WHAT TO PRODUCE -
Gather each line containing the string "this" from these entries.

Segment Start: PROVIDED MATERIAL

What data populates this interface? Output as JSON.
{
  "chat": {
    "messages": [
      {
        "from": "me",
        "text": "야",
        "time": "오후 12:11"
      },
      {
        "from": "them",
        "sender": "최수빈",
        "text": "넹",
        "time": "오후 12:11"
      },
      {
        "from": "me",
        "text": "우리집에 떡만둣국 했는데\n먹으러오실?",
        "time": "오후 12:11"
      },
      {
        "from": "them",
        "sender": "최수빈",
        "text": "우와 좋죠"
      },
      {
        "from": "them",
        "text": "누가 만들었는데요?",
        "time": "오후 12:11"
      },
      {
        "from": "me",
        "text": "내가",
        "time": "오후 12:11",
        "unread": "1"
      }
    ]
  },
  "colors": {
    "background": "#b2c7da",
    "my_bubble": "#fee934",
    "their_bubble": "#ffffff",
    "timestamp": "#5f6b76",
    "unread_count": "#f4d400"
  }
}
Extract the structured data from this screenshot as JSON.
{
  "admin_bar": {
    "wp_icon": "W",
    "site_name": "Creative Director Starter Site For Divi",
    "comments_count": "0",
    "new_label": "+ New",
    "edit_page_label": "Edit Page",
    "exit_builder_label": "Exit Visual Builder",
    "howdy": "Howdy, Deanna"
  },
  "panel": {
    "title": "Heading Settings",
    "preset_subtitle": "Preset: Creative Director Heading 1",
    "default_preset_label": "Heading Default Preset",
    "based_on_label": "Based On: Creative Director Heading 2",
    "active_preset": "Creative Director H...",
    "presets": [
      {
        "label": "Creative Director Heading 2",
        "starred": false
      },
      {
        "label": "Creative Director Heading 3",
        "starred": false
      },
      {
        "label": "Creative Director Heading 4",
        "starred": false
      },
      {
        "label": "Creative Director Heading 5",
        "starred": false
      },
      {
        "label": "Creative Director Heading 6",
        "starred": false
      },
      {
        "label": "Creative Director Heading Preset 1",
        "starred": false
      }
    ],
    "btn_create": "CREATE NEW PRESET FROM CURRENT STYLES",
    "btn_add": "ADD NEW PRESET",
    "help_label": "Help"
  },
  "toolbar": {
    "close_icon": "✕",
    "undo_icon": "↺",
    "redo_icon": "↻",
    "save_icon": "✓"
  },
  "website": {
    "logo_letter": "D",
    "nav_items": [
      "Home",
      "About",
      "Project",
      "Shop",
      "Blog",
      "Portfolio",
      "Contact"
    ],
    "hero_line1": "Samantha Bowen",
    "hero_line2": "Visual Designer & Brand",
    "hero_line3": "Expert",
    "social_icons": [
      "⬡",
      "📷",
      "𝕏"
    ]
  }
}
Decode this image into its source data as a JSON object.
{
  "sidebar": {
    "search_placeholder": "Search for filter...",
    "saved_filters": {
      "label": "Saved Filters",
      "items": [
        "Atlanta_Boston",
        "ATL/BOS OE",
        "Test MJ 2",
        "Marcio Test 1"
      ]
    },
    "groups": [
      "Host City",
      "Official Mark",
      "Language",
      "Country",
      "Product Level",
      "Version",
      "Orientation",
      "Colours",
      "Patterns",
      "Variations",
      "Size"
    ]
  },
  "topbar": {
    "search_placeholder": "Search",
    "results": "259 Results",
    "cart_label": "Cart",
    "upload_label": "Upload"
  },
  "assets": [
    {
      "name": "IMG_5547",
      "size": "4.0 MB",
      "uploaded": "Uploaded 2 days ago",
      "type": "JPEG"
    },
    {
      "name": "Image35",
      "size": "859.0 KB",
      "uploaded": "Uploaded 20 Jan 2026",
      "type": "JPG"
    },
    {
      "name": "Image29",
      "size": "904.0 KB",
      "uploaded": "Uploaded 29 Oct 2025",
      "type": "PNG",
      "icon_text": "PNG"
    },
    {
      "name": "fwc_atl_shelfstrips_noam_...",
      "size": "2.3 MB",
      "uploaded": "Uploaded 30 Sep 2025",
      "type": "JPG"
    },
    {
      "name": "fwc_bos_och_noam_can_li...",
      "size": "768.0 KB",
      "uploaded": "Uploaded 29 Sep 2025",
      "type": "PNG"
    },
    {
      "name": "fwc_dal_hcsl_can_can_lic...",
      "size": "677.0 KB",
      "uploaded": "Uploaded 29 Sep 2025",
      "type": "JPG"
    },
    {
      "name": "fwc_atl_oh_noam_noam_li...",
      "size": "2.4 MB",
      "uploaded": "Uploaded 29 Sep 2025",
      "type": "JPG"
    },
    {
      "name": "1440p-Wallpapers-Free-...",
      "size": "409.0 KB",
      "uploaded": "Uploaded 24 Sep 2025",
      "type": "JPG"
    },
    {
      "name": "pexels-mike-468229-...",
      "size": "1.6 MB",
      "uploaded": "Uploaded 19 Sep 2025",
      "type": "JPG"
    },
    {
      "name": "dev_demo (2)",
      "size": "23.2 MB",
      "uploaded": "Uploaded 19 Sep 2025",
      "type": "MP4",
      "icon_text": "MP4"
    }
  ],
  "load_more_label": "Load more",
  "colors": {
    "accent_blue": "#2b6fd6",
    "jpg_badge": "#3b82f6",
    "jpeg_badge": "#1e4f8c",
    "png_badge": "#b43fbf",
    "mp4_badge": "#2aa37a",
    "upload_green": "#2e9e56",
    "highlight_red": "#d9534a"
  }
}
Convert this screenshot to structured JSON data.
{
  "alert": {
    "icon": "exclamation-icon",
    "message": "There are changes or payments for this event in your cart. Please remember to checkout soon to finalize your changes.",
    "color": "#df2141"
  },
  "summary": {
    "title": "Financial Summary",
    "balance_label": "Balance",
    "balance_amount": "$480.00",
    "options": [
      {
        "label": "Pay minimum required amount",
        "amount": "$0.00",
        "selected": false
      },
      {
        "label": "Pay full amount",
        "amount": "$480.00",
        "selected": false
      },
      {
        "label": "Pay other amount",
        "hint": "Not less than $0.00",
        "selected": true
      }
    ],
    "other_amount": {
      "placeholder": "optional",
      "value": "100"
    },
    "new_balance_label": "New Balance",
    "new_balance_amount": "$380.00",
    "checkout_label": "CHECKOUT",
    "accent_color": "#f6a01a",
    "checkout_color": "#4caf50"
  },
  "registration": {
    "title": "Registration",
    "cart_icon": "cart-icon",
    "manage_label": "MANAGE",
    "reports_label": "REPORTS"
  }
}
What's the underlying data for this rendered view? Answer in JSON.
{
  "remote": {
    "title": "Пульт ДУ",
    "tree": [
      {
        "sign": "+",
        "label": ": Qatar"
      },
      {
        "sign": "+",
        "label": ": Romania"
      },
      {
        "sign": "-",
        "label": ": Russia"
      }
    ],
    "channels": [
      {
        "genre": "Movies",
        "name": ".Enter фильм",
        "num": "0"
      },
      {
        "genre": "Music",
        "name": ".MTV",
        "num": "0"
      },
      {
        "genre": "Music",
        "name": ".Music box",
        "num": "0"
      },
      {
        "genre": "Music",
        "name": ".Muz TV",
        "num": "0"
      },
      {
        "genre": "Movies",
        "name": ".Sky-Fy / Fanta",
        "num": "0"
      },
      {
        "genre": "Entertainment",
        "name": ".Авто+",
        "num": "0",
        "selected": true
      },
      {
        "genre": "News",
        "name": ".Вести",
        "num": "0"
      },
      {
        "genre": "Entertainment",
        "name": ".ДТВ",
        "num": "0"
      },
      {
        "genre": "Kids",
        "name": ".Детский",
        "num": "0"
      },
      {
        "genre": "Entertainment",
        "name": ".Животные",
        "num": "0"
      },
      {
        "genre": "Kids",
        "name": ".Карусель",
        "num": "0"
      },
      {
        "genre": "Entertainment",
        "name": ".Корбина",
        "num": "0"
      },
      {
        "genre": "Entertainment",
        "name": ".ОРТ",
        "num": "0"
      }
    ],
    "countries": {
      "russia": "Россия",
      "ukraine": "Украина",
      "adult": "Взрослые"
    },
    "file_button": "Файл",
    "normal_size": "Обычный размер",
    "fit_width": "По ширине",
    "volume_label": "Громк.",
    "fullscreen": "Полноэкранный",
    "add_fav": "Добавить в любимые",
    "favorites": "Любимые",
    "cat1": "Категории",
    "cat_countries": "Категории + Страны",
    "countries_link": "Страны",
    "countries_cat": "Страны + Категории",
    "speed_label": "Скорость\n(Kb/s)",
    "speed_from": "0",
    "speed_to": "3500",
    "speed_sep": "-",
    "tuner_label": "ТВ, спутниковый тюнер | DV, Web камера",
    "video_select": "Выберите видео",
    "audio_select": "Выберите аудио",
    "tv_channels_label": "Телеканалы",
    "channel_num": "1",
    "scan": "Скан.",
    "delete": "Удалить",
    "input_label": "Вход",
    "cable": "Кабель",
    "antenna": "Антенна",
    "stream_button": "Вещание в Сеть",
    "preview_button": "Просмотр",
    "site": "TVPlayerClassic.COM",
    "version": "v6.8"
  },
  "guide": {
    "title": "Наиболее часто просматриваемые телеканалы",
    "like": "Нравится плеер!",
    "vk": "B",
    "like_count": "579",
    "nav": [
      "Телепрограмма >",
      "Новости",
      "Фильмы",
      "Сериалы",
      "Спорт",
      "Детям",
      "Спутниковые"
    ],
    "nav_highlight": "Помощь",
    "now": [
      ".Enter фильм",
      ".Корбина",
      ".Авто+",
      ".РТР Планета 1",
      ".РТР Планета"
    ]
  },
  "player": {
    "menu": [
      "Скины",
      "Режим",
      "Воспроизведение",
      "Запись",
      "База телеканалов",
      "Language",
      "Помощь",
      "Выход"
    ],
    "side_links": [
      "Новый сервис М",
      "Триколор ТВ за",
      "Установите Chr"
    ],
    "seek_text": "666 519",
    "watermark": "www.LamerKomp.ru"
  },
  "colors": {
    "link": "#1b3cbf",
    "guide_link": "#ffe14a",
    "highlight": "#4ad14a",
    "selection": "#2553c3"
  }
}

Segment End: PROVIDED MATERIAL

RESPONSE -
What data populates this interface? Output as JSON.
Extract the structured data from this screenshot as JSON.
Decode this image into its source data as a JSON object.
Convert this screenshot to structured JSON data.
    "message": "There are changes or payments for this event in your cart. Please remember to checkout soon to finalize your changes.",
What's the underlying data for this rendered view? Answer in JSON.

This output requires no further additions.